┌────────
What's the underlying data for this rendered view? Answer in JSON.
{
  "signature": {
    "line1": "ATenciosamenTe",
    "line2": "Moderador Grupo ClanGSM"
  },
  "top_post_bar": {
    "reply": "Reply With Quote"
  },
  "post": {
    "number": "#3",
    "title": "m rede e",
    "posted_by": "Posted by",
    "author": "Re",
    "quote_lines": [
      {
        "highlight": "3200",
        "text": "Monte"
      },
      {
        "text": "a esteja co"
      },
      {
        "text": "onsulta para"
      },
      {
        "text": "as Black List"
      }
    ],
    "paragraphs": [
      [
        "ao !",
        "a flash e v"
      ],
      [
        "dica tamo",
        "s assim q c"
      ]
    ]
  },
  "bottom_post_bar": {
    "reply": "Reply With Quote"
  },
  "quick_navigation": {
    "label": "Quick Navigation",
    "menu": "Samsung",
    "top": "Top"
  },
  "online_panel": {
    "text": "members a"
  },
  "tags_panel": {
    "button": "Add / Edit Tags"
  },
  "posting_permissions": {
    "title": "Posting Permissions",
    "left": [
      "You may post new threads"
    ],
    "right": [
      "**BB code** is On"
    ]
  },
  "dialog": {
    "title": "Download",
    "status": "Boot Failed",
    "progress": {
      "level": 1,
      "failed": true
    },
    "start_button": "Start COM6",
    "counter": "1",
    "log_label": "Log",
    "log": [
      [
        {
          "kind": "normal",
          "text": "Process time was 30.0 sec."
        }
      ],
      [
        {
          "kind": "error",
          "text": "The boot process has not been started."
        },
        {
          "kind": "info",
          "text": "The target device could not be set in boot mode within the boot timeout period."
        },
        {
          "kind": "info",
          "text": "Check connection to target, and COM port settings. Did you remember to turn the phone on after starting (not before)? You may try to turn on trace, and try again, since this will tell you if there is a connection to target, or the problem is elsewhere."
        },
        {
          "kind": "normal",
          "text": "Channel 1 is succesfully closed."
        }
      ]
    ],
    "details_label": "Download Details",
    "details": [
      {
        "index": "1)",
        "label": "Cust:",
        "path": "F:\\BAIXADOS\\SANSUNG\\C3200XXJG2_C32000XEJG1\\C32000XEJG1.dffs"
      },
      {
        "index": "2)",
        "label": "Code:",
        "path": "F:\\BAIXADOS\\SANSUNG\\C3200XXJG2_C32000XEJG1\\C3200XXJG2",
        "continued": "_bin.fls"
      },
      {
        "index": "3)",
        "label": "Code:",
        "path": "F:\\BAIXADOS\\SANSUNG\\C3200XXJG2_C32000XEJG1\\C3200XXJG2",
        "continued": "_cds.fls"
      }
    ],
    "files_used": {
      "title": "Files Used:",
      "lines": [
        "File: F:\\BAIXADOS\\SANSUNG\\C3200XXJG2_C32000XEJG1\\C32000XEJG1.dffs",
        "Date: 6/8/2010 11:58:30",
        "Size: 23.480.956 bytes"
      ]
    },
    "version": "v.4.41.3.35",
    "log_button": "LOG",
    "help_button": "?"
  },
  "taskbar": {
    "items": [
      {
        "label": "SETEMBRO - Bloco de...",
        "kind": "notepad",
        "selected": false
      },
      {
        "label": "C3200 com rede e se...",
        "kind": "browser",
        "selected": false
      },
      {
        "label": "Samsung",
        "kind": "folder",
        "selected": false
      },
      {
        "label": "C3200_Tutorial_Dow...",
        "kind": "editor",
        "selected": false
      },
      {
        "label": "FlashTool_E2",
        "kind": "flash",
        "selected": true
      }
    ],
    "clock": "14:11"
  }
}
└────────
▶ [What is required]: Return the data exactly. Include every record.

▶ [Written answer]:
What's the underlying data for this rendered view? Answer in JSON.
{
  "signature": {
    "line1": "ATenciosamenTe",
    "line2": "Moderador Grupo ClanGSM"
  },
  "top_post_bar": {
    "reply": "Reply With Quote"
  },
  "post": {
    "number": "#3",
    "title": "m rede e",
    "posted_by": "Posted by",
    "author": "Re",
    "quote_lines": [
      {
        "highlight": "3200",
        "text": "Monte"
      },
      {
        "text": "a esteja co"
      },
      {
        "text": "onsulta para"
      },
      {
        "text": "as Black List"
      }
    ],
    "paragraphs": [
      [
        "ao !",
        "a flash e v"
      ],
      [
        "dica tamo",
        "s assim q c"
      ]
    ]
  },
  "bottom_post_bar": {
    "reply": "Reply With Quote"
  },
  "quick_navigation": {
    "label": "Quick Navigation",
    "menu": "Samsung",
    "top": "Top"
  },
  "online_panel": {
    "text": "members a"
  },
  "tags_panel": {
    "button": "Add / Edit Tags"
  },
  "posting_permissions": {
    "title": "Posting Permissions",
    "left": [
      "You may post new threads"
    ],
    "right": [
      "**BB code** is On"
    ]
  },
  "dialog": {
    "title": "Download",
    "status": "Boot Failed",
    "progress": {
      "level": 1,
      "failed": true
    },
    "start_button": "Start COM6",
    "counter": "1",
    "log_label": "Log",
    "log": [
      [
        {
          "kind": "normal",
          "text": "Process time was 30.0 sec."
        }
      ],
      [
        {
          "kind": "error",
          "text": "The boot process has not been started."
        },
        {
          "kind": "info",
          "text": "The target device could not be set in boot mode within the boot timeout period."
        },
        {
          "kind": "info",
          "text": "Check connection to target, and COM port settings. Did you remember to turn the phone on after starting (not before)? You may try to turn on trace, and try again, since this will tell you if there is a connection to target, or the problem is elsewhere."
        },
        {
          "kind": "normal",
          "text": "Channel 1 is succesfully closed."
        }
      ]
    ],
    "details_label": "Download Details",
    "details": [
      {
        "index": "1)",
        "label": "Cust:",
        "path": "F:\\BAIXADOS\\SANSUNG\\C3200XXJG2_C32000XEJG1\\C32000XEJG1.dffs"
      },
      {
        "index": "2)",
        "label": "Code:",
        "path": "F:\\BAIXADOS\\SANSUNG\\C3200XXJG2_C32000XEJG1\\C3200XXJG2",
        "continued": "_bin.fls"
      },
      {
        "index": "3)",
        "label": "Code:",
        "path": "F:\\BAIXADOS\\SANSUNG\\C3200XXJG2_C32000XEJG1\\C3200XXJG2",
        "continued": "_cds.fls"
      }
    ],
    "files_used": {
      "title": "Files Used:",
      "lines": [
        "File: F:\\BAIXADOS\\SANSUNG\\C3200XXJG2_C32000XEJG1\\C32000XEJG1.dffs",
        "Date: 6/8/2010 11:58:30",
        "Size: 23.480.956 bytes"
      ]
    },
    "version": "v.4.41.3.35",
    "log_button": "LOG",
    "help_button": "?"
  },
  "taskbar": {
    "items": [
      {
        "label": "SETEMBRO - Bloco de...",
        "kind": "notepad",
        "selected": false
      },
      {
        "label": "C3200 com rede e se...",
        "kind": "browser",
        "selected": false
      },
      {
        "label": "Samsung",
        "kind": "folder",
        "selected": false
      },
      {
        "label": "C3200_Tutorial_Dow...",
        "kind": "editor",
        "selected": false
      },
      {
        "label": "FlashTool_E2",
        "kind": "flash",
        "selected": true
      }
    ],
    "clock": "14:11"
  }
}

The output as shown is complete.